## WHAT TO WORK ON
Please copy every line from the records below that contains the string "mode".
##### SOURCE DATA #####
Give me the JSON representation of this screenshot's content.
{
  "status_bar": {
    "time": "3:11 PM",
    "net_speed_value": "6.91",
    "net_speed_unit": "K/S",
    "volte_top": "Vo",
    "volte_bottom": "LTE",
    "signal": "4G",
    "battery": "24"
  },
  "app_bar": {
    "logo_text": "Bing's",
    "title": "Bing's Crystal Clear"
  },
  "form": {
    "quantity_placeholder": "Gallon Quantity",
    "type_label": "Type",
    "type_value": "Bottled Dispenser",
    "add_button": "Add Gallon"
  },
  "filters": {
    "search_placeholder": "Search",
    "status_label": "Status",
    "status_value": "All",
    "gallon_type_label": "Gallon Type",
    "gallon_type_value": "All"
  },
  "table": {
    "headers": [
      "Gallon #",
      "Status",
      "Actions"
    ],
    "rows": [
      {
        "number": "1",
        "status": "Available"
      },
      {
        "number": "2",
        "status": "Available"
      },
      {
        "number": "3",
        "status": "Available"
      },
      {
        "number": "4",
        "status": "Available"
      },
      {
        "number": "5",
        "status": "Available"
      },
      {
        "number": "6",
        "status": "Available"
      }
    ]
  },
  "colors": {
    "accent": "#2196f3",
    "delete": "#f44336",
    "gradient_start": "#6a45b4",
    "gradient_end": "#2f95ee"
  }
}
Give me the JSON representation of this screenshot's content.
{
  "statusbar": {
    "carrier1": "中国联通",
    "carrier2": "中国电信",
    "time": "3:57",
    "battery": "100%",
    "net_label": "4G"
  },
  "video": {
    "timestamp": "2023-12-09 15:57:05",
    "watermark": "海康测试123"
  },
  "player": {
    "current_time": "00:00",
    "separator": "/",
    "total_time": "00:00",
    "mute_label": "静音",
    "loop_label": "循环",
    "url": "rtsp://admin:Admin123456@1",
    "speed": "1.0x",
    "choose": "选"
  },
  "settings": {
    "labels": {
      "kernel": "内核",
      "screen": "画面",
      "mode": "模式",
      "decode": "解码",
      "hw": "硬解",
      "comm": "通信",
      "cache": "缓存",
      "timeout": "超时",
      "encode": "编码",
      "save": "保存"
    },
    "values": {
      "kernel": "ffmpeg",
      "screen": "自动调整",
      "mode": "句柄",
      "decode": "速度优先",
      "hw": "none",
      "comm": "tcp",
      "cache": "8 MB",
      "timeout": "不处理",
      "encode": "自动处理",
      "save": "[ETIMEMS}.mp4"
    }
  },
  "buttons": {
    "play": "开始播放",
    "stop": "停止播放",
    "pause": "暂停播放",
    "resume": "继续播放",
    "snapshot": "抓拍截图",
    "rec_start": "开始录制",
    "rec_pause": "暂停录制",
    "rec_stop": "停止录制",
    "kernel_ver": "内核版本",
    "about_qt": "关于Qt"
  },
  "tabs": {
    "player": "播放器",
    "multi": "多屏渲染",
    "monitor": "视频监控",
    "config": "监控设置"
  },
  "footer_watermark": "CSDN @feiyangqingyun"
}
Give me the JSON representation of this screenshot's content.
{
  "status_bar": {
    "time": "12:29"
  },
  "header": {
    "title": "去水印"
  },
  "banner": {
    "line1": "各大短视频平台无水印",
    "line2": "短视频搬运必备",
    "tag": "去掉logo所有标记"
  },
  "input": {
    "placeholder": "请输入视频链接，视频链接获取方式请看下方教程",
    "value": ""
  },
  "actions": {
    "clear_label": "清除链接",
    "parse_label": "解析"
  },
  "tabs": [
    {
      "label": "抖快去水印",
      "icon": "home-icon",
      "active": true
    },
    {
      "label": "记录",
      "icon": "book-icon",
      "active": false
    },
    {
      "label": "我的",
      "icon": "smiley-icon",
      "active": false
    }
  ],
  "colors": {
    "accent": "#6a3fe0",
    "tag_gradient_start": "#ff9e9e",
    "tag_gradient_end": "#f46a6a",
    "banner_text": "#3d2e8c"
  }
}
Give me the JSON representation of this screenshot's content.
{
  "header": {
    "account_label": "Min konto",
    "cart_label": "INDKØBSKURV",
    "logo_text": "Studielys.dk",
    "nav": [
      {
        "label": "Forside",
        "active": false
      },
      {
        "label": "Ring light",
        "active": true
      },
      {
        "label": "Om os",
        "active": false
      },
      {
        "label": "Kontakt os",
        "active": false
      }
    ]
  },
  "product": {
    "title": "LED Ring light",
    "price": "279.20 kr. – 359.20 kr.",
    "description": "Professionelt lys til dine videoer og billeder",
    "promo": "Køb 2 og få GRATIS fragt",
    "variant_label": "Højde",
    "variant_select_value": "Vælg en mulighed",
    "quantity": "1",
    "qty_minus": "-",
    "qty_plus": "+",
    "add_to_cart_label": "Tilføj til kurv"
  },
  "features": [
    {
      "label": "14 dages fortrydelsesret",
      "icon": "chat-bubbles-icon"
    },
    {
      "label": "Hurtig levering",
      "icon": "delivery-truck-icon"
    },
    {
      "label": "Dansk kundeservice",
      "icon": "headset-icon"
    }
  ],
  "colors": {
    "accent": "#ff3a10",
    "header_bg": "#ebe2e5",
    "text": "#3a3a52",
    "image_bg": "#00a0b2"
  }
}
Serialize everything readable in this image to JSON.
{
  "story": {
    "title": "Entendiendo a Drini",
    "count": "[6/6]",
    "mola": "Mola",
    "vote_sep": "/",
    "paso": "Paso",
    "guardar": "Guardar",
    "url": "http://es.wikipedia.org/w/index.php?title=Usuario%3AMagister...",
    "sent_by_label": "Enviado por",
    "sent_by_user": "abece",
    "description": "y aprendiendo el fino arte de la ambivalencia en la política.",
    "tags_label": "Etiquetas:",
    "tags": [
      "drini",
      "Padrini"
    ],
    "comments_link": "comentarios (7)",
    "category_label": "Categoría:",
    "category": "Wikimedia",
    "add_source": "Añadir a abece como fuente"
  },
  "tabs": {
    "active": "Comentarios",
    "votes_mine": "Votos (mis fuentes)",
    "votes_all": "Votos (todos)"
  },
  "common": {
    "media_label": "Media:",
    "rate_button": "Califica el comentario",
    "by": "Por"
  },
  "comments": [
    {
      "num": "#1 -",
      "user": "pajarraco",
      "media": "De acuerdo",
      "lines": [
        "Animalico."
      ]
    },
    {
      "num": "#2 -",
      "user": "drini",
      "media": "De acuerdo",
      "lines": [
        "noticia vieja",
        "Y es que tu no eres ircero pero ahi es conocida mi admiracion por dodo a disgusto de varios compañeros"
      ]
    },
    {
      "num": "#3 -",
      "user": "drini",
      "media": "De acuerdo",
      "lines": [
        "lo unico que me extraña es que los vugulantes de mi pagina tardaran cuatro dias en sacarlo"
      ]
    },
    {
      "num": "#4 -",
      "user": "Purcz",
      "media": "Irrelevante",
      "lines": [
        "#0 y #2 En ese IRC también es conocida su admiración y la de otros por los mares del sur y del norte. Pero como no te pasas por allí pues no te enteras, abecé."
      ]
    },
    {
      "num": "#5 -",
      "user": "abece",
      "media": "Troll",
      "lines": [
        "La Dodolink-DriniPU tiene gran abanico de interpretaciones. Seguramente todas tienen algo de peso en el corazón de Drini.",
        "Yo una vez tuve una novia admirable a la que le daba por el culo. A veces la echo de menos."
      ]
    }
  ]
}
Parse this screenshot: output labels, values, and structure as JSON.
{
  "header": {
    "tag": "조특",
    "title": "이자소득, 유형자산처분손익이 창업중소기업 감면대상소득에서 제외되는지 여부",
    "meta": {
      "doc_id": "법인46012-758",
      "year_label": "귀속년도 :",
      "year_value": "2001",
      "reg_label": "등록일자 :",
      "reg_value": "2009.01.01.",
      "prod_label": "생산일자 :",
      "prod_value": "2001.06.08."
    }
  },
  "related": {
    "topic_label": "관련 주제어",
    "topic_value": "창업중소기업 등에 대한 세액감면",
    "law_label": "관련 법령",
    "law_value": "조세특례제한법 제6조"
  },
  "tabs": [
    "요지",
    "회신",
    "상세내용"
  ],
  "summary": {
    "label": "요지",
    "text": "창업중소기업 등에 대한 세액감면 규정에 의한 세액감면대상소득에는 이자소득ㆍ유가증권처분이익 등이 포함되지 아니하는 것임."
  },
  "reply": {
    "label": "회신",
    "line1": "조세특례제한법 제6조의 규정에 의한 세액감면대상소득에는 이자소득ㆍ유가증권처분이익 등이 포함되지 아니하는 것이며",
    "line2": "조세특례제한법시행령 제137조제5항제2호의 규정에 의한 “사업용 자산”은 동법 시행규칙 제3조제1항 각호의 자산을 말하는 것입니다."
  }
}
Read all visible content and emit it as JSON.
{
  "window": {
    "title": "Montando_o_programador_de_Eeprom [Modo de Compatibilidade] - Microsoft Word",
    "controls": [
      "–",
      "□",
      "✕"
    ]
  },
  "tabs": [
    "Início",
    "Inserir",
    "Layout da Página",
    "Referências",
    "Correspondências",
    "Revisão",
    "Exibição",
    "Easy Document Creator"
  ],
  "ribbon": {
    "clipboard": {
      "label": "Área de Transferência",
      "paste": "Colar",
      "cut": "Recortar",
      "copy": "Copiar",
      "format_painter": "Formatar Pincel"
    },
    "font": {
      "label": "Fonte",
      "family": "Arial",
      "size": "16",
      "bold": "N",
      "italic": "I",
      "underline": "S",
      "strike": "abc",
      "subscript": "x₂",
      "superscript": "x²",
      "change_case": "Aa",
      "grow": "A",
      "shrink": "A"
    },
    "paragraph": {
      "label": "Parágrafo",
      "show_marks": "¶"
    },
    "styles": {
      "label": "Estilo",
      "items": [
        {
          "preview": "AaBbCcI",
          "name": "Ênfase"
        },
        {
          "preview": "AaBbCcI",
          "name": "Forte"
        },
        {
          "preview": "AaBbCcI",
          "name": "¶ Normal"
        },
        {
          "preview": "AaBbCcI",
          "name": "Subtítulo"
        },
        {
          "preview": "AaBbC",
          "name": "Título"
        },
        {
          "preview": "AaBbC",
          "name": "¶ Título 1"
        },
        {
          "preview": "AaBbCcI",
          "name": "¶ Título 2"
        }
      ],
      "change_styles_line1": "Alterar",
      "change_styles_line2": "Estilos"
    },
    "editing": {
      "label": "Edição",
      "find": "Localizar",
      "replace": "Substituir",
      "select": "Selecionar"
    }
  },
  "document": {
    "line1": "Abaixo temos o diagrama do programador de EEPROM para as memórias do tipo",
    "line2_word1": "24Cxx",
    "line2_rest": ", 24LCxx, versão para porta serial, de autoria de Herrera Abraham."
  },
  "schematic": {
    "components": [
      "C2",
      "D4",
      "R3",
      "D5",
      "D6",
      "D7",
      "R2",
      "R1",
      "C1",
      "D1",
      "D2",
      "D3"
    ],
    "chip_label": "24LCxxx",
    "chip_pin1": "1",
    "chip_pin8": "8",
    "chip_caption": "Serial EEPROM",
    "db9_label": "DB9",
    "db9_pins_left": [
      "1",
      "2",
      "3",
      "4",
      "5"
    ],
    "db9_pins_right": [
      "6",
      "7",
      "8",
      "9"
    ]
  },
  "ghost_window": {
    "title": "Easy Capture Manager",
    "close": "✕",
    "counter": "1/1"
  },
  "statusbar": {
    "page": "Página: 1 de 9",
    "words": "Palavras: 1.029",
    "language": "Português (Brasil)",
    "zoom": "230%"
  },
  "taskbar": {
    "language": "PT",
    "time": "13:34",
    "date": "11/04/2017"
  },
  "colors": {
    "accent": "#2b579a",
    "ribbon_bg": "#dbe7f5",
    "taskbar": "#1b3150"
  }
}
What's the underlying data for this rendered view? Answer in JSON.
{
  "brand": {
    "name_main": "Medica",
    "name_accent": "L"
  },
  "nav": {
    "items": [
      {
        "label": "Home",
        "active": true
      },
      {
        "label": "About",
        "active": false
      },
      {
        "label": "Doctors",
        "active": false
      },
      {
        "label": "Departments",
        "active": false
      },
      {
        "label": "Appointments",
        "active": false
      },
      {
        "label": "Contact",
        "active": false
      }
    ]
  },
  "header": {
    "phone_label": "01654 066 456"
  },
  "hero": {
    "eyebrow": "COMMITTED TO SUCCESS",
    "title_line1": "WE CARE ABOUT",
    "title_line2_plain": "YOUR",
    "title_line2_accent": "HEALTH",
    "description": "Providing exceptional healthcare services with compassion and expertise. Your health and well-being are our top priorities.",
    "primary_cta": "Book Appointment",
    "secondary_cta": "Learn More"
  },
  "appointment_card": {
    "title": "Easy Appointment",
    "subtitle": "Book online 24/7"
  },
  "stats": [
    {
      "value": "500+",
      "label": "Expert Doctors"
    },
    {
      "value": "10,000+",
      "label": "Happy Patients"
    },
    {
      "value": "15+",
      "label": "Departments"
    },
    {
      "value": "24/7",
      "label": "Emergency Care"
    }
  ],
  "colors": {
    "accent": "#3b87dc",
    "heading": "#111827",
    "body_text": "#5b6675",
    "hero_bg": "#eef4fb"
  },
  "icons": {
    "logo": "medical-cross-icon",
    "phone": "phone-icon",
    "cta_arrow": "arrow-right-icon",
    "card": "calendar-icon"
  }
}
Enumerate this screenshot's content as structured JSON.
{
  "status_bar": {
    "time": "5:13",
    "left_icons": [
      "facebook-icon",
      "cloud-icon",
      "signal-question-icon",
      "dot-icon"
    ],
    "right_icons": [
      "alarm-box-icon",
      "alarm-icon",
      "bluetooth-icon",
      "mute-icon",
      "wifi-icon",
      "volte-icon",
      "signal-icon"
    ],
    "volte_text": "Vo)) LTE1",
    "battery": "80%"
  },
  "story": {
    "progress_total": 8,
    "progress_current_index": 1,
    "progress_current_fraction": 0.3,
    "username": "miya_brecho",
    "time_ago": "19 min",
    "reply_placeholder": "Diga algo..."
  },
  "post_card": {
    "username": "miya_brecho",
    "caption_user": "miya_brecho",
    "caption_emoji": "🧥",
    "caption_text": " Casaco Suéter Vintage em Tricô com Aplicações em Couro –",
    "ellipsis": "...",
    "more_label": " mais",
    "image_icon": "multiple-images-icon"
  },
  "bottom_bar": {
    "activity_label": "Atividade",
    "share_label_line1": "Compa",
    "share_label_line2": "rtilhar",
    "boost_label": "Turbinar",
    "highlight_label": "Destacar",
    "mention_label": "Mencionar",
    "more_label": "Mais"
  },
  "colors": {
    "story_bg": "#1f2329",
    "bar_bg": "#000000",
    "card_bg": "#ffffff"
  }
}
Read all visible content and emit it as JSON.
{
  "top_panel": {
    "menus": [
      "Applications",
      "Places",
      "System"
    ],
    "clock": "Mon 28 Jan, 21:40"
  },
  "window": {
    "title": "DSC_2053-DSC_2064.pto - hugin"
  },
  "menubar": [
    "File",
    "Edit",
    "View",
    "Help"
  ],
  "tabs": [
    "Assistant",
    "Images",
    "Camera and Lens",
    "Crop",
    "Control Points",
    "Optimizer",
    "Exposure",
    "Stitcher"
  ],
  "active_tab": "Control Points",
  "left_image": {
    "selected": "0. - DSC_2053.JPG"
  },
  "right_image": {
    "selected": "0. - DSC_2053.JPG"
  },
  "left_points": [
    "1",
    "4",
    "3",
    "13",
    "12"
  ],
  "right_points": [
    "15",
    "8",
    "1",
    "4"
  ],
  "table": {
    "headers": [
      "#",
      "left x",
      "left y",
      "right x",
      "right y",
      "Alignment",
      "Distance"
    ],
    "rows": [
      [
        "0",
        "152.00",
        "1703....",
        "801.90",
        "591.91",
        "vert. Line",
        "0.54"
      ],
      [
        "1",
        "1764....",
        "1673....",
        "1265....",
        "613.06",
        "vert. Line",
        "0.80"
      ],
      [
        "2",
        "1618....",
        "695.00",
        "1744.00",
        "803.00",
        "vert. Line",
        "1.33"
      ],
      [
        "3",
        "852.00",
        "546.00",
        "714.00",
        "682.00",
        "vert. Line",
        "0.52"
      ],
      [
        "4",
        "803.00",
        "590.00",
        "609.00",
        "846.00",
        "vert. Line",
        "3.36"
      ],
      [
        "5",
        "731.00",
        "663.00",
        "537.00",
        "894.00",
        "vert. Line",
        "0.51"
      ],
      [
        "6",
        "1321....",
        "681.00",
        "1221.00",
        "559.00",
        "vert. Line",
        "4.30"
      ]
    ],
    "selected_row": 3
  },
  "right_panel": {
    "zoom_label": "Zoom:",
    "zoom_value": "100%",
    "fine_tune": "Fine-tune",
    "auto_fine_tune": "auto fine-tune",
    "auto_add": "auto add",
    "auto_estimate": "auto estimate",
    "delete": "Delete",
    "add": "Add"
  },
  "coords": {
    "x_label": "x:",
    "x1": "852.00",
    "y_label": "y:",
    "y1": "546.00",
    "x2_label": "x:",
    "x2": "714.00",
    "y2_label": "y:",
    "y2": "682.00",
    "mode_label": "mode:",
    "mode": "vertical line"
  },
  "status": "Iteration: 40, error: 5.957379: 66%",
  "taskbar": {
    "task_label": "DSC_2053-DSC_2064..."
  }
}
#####
## RESPONSE TO THIS TASK
      "mode": "模式",
      "mode": "句柄",
    "mode_label": "mode:",
    "mode": "vertical line"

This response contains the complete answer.